I wasn't going to wade into this particular debate, because so many others are covering the issues so thoroughly--from traditional news to the blogosphere. What more can my small voice hope to add? ...Of course, when has that stopped me?
I thought I'd just offer a few quick observations regarding this. Based on the initial reports out of Florida, I was as infuriated as anyone at the situation. What possible justification could there be to shooting an unarmed youngster? I, more or less, accepted the media's presentation without question until other issues came to light recently. Don't you hate it when our preconceived notions are shown to be--just maybe--not the whole story?
From how the incident was initially described, George Zimmerman appeared to be "shaking" Trayvon Martin. This refers to police field contact of a suspicious person. While private security is within its authority to make contact with individuals on private property, it's a little different when a Neighborhood Watch volunteer makes such a contact in a public place. If that is what occurred, it certainly would suggest poor judgement at the very least. When this is combined with some of the language on the 911 recording, it's hard to feel a lot of pity for Mr. Zimmerman. He went against the instructions of the dispatcher, after all.

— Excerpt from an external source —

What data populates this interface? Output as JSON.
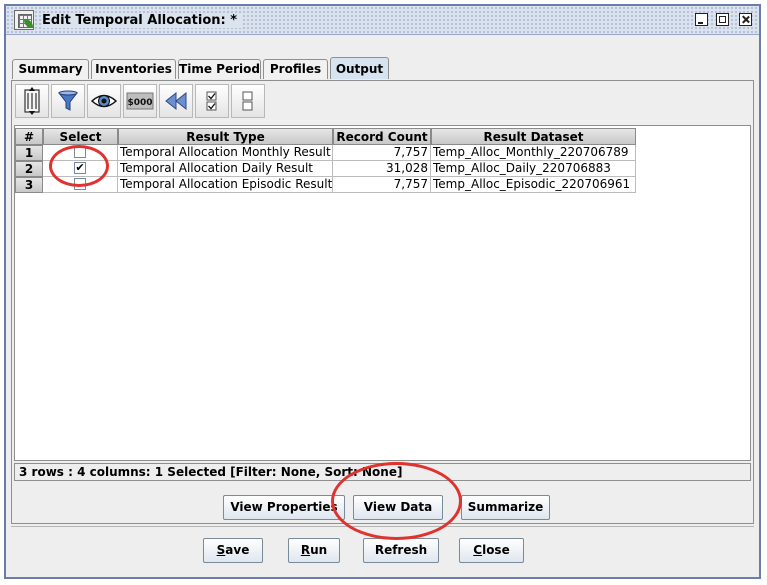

Still, the fact of the matter remains...are we innocent until proven guilty? New information suggests that it's at least possible that Trayvon was striking Mr. Zimmerman's head repeatedly into the concrete. Yes, it may have been foolish for him to approach this situation the way he did in the first place, but I suggest everyone give some thought to how you will feel and act if the evidence ultimately finds the shooter innocent of wrongdoing. Are you going to apologize to Mr. Zimmerman?
My mind goes back to one of my early jobs. I was working security in northwest Washington State one night when I happened upon a scene where a man's head was being slammed repeatedly into the concrete by assailants. It was early morning in this downtown coastal town, and there were no helpful policeman ready to come and assist me. I knew that I had to take some personal risk to stop the attackers, or this man would probably be killed in front of me. Fortunately, I was able to stop the attack with a non-lethal device, but I can sympathize with someone being brutally attacked in that manner. If it's indeed true, perhaps his final action is more understandable in this light--if not the actions preceeding it.
Whether, or not, that's the case, however, I think it's even more important that we bear in mind that Mr. Zimmerman has not yet been charged with a crime--so far as I know. Furthermore, even if he had been, he remains innocent until proven guilty. Don't let the media be the judge and jury.